I had already supplemented my favourite burrawangs’ breakfast with a handful of meat scraps from last night’s dinner, and was standing at the kitchen window watching them squabble with a magpie family over who got what. This is a daily ritual with varying results. Sometimes Dusty (one of the burrawangs – a story all unto himself) outwits the magpies, and sometimes the magpies win. Occasionally the choughs arrive, outnumbering the burrawangs and magpies alike with the sheer size of their large and noisy family. And even more occasionally a large crow or two will shoulder in on the action.
Not today, though.
Dusty had tricked the magpies into thinking there was a tasty treat in the mulch pile (which there probably was – wood-roaches, caterpillars and centipedes abound) and was filling up with enough of our last night’s leftovers to take back to the nest.
I was watching, as I said, at the kitchen window, when a small grey shadow flew over garden and alighted in a large black wattle just by our back gate. This small grey shadow was soon joined by another, this one with a brightly plumed red head.
The gang-gangs had arrived.
It didn’t take long to fetch my camera, and I was soon sneaking warily across the back garden hoping to get a good shot without frightening them away. They were watching me as I focused the camera, zooming in a little, and I was watching them. Which is why I nearly jumped out of my skin when something flashed right past me at head height, missing me by a hair’s breadth! Not, as I first assumed, one of the magpies, upset by having breakfast disturbed, but by a cheeky king-parrot who settled on our pergola and blithely cleaned his beak at me as I hastily tried to get a picture of him.
Then I turned back to the project in hand, only to discover the gang-gangs had gone.
Except… they were now in the tree right beside me, and I had to un-zoom (a highly technical photographic term) in order to take their picture.
Not to be outdone, the king-parrot turned up on an even closer branch, demanding attention.
I don’t know if they thought I was going to feed them or something, but the two sets of visitors seemed to be vying with each other. I snapped a few quick shots, wondering just how close they would actually get!
With the photo shoot over I slipped away guiltily, wondering what I had in my pantry that might provide a prize for their friendly behaviour.
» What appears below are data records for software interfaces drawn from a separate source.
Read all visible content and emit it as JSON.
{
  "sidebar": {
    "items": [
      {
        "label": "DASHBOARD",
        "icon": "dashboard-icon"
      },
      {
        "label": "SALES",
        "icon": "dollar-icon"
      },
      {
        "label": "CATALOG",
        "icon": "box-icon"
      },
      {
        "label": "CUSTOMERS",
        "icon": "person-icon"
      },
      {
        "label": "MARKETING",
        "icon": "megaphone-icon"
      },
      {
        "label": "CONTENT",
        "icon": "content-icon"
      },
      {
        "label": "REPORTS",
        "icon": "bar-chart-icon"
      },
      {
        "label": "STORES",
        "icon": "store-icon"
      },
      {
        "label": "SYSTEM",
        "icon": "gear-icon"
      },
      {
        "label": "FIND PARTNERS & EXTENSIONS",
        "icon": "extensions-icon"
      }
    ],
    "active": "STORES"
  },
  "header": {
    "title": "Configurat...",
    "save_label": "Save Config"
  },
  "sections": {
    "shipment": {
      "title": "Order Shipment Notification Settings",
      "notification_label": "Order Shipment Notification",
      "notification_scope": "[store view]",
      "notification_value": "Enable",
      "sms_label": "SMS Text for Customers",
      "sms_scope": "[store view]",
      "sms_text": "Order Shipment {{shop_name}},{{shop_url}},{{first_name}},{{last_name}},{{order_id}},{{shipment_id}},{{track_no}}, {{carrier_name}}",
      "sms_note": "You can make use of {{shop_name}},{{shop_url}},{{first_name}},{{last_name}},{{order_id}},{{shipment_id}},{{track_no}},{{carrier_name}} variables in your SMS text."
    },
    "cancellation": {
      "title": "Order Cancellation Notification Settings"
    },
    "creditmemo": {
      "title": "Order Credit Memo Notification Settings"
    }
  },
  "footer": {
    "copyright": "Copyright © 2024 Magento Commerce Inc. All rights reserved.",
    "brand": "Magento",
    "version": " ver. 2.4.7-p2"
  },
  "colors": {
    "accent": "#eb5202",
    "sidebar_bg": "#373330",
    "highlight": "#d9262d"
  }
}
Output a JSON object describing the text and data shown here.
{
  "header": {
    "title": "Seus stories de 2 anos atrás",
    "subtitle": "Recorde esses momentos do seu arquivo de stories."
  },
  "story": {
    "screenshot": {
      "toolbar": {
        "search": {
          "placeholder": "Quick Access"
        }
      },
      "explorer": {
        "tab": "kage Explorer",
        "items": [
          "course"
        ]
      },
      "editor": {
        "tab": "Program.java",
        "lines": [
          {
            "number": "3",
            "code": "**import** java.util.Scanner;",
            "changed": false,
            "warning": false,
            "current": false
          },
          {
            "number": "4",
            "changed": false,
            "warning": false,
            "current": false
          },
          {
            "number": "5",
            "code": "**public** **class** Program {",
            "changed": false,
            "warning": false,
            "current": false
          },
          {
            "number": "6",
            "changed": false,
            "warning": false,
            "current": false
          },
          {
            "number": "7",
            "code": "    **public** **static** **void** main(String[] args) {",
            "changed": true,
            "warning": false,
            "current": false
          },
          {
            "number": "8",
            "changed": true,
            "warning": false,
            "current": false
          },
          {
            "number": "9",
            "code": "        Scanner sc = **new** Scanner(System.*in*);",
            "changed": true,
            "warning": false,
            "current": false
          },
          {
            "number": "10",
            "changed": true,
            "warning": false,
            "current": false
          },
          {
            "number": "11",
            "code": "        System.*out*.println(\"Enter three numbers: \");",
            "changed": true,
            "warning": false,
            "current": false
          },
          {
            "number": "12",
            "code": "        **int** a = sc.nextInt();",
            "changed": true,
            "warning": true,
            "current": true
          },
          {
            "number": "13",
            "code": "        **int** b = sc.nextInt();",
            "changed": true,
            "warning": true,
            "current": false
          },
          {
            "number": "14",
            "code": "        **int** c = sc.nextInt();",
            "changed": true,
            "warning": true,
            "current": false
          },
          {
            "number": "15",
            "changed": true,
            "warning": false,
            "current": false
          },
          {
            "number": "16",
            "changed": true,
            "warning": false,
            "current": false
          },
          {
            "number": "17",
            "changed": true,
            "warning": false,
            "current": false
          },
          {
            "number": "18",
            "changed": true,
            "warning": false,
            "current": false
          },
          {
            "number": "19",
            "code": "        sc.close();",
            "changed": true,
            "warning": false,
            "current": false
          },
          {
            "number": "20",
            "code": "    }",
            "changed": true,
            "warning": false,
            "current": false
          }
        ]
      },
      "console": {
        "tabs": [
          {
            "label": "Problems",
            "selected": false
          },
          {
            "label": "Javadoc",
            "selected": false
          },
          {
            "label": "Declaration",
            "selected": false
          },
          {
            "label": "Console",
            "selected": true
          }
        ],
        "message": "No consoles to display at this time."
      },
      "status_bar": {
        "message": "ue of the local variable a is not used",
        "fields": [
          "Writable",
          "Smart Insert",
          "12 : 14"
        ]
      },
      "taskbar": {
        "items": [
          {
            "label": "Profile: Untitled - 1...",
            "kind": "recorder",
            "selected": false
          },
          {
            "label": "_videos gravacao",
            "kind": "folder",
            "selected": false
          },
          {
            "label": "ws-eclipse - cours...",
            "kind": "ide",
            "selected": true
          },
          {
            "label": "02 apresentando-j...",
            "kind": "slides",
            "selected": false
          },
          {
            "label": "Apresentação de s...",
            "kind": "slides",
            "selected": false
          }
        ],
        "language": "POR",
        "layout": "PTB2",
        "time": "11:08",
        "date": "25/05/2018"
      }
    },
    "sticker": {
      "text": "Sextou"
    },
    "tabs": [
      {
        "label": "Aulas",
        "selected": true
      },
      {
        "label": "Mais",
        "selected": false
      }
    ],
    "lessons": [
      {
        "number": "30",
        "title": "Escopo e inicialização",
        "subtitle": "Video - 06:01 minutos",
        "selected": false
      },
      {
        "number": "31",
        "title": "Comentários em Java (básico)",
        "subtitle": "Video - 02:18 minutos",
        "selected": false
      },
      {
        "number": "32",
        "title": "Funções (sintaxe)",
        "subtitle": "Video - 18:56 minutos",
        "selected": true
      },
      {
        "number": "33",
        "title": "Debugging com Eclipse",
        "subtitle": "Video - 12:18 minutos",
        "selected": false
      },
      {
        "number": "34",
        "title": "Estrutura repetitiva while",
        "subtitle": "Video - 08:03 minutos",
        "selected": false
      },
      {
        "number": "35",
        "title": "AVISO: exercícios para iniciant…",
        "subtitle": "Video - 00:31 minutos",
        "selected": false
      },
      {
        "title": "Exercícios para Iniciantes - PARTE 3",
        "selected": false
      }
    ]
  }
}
I’m hoping that the slivers of over-ripe banana that I tossed out for them were what they had in mind.
Both gang-gangs and king-parrots are usually seed eaters, and I’m pretty certain that this is what the gang-gangs had been doing in the wattle tree before I turned up on the scene with my camera. They are gorgeous looking birds, smaller than the familiar white cockatoo, but with a croaky call a bit like a rusty hinge which is much quieter than their well-know cousin!
Of course, the king parrot is somewhat showier, and quite large in comparison to the gang-gangs. My field guide tells me that they are generally shy and easily put to flight. I don’t think this one had read the book.